James Bryant Conant believed that too many schools, both small and large, were not
sufficiently challenging the academically talented. He states that "too many boys were
neglecting courses in the humanities in favor of science and mathematics, and too many
able girls were avoiding science, math, and foreign languages." His philosophy can be
reflected in today\'s society and it has both negative and positive aspects.
Many high schools today separate the so called "academically gifted" from the
"academically challenged". They have developed special classes for both groups of
students. At our high school, Crystal Lake Central High School, there were classes called
E.C. classes, or extra curricular classes, for the honors students. On the other hand, there
were remedial classes for the students who were a slower at learning than the other
students. The biggest group of students entails the "average student" who basically takes
average classes. This idea of designating certain classes for students depending on their
academic abilities is good because it allows students to learn at an appropriate level. A
student who can read at a speed of 125 words per minute should not be in the same
English class as a person who only reads 50 words per minute. On the opposite end, there
is a downfall to this idea of separation of classes. Students are put into certain groups and
therefore they become stereotyped into certain categories. A person at a high intelligent
level may be called a "brain" while a person at a low intelligent level may be called
"stupid". The students therefore form an identity with the group they belong to and use
this identity to predict their future success.

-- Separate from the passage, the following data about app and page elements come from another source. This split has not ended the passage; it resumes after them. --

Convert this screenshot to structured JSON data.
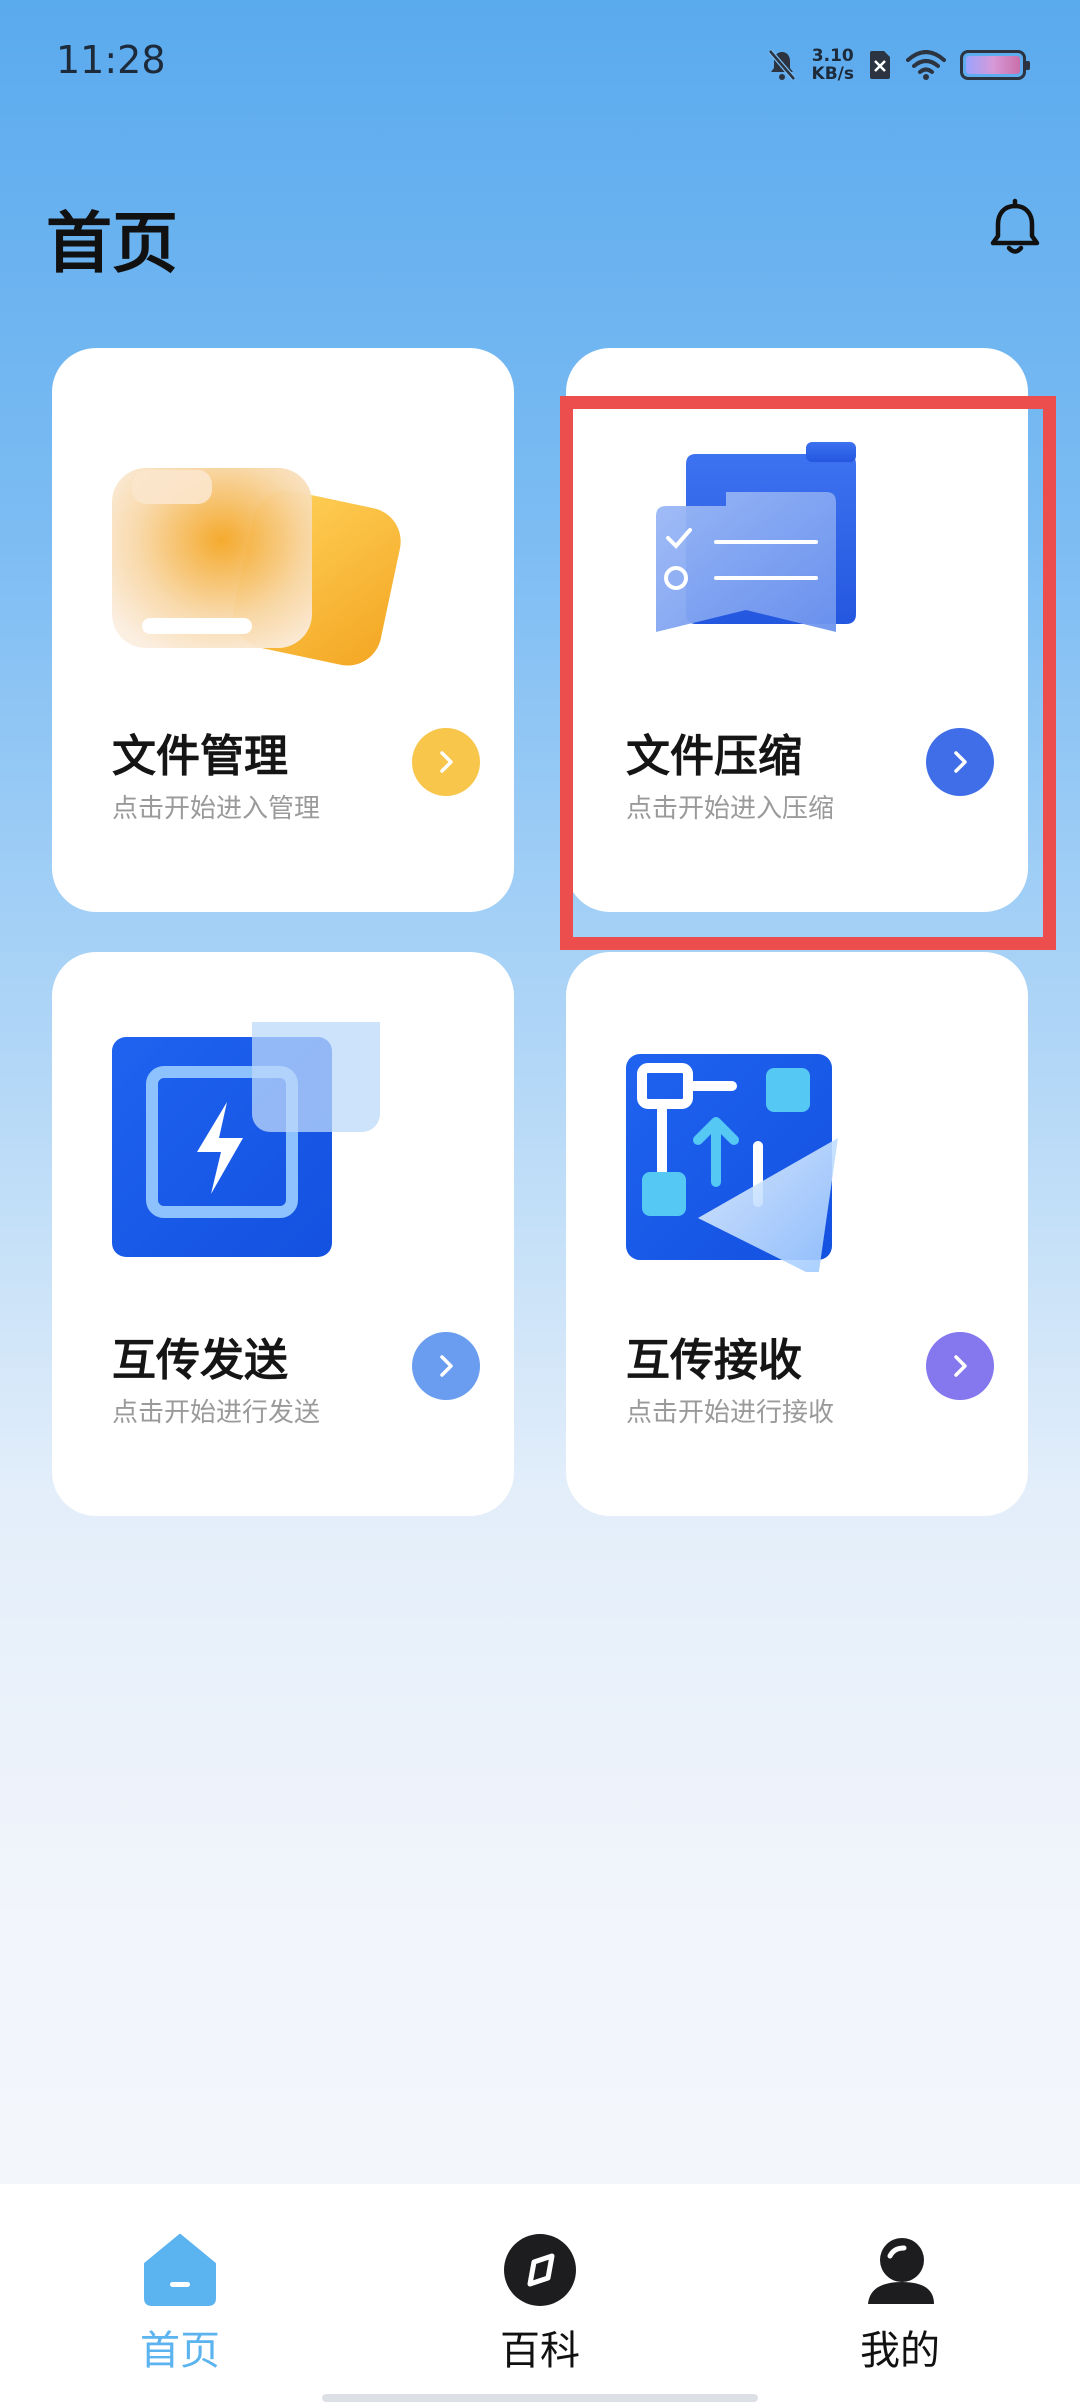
{
  "status_bar": {
    "time": "11:28",
    "net_speed_value": "3.10",
    "net_speed_unit": "KB/s",
    "icons": [
      "bell-muted-icon",
      "sim-off-icon",
      "wifi-icon",
      "battery-icon"
    ]
  },
  "header": {
    "title": "首页",
    "bell_icon": "bell-icon"
  },
  "cards": [
    {
      "title": "文件管理",
      "subtitle": "点击开始进入管理",
      "arrow_color": "#f7c64a",
      "icon": "folder-icon"
    },
    {
      "title": "文件压缩",
      "subtitle": "点击开始进入压缩",
      "arrow_color": "#3f6ee8",
      "icon": "compress-icon"
    },
    {
      "title": "互传发送",
      "subtitle": "点击开始进行发送",
      "arrow_color": "#6a9cf0",
      "icon": "send-icon"
    },
    {
      "title": "互传接收",
      "subtitle": "点击开始进行接收",
      "arrow_color": "#8577ee",
      "icon": "receive-icon"
    }
  ],
  "bottom_nav": {
    "items": [
      {
        "label": "首页",
        "icon": "home-icon",
        "active": true
      },
      {
        "label": "百科",
        "icon": "compass-icon",
        "active": false
      },
      {
        "label": "我的",
        "icon": "profile-icon",
        "active": false
      }
    ]
  },
  "colors": {
    "accent": "#5bb3ef",
    "highlight_border": "#ec4d4d"
  }
}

For example, a person of low intelligent
probably does not feel much hope for obtaining a white collar job and he probably feels he
has to resort to a blue collar job based on his academic status.